There is, probably, nothing original in my remarks ; they may have occurred to many parents ; but it is a deeply important subject, and I should feel most truly grateful, might I be the humble instrument of rousing one careless mother, to think of her responsibility in early cultivating a real, heartfelt spirit of prayer in her children.-Abbots' Religious Magazine.
THE CHILD'S PRAYER. [It is quite possible that some of our friends may take a very different view of this subject to that of the writer, whose views they have just read. For their sakes we introduce the following article, furnished us by an esteemed correspondent.--Ed.]
Most mighty and most merciful Lord God! with humble and holy reverence let me call upon thy name; for thou hast led me and fed me by thy care and goodness. And now, before I retire to rest, I desire with
whole heart and soul to bless thee; while I humbly pray thee to forgive all that I have done amiss.
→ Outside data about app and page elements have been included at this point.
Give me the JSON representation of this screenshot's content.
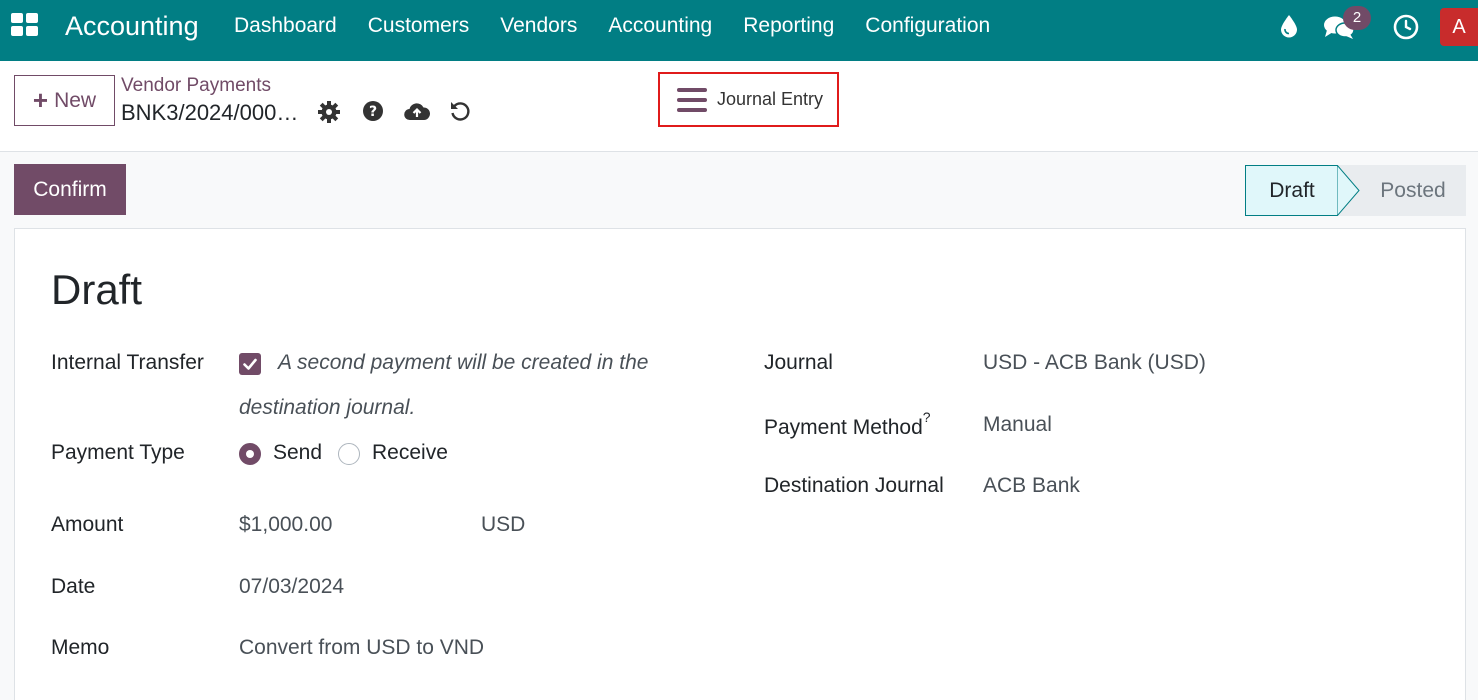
{
  "navbar": {
    "brand": "Accounting",
    "menu": [
      "Dashboard",
      "Customers",
      "Vendors",
      "Accounting",
      "Reporting",
      "Configuration"
    ],
    "chat_badge": "2",
    "avatar_initial": "A",
    "color": "#017e84"
  },
  "control": {
    "new_label": "New",
    "breadcrumb_parent": "Vendor Payments",
    "breadcrumb_current": "BNK3/2024/000…",
    "journal_entry_label": "Journal Entry"
  },
  "actions": {
    "confirm_label": "Confirm",
    "status_steps": [
      "Draft",
      "Posted"
    ],
    "status_active": "Draft"
  },
  "form": {
    "title": "Draft",
    "internal_transfer": {
      "label": "Internal Transfer",
      "checked": true,
      "help_line1": "A second payment will be created in the",
      "help_line2": "destination journal."
    },
    "payment_type": {
      "label": "Payment Type",
      "options": [
        "Send",
        "Receive"
      ],
      "selected": "Send"
    },
    "amount": {
      "label": "Amount",
      "value": "$1,000.00",
      "currency": "USD"
    },
    "date": {
      "label": "Date",
      "value": "07/03/2024"
    },
    "memo": {
      "label": "Memo",
      "value": "Convert from USD to VND"
    },
    "journal": {
      "label": "Journal",
      "value": "USD - ACB Bank (USD)"
    },
    "payment_method": {
      "label": "Payment Method",
      "help_mark": "?",
      "value": "Manual"
    },
    "destination_journal": {
      "label": "Destination Journal",
      "value": "ACB Bank"
    }
  },
  "colors": {
    "accent": "#714b67",
    "highlight_border": "#e01b1b"
  }
}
Still make my body and my soul thy care, and enable me every day I live to love and serve thee better, and find acceptance with thee through Jesus Christ; for whose sake I pray thee to bless my parents and all my relations and friends. Make us all thy children, that we may love thee on earth, and live with thee in heaven. Till then may we ever delight to call thee, Our Father, &c. Trevor Square.
THE PHILOSOPHER'S STONE.
BY MRS. CAMERON.
I lost my mother when I was only two years of age, and my father not being able to give me the attention required by so young a child, I was received into the family of my maternal uncle. This, my uncle, cultivated a small estate of his own in that part of our lovely Island in which the Welsh and Shropshire hills are seen almost in one point of view. In my uncle's family I found companions of nearly my own age ; five of my cousins having been born before I left the family, and two of these being older than myself.
I spent six happy years in this family ; but my father dying in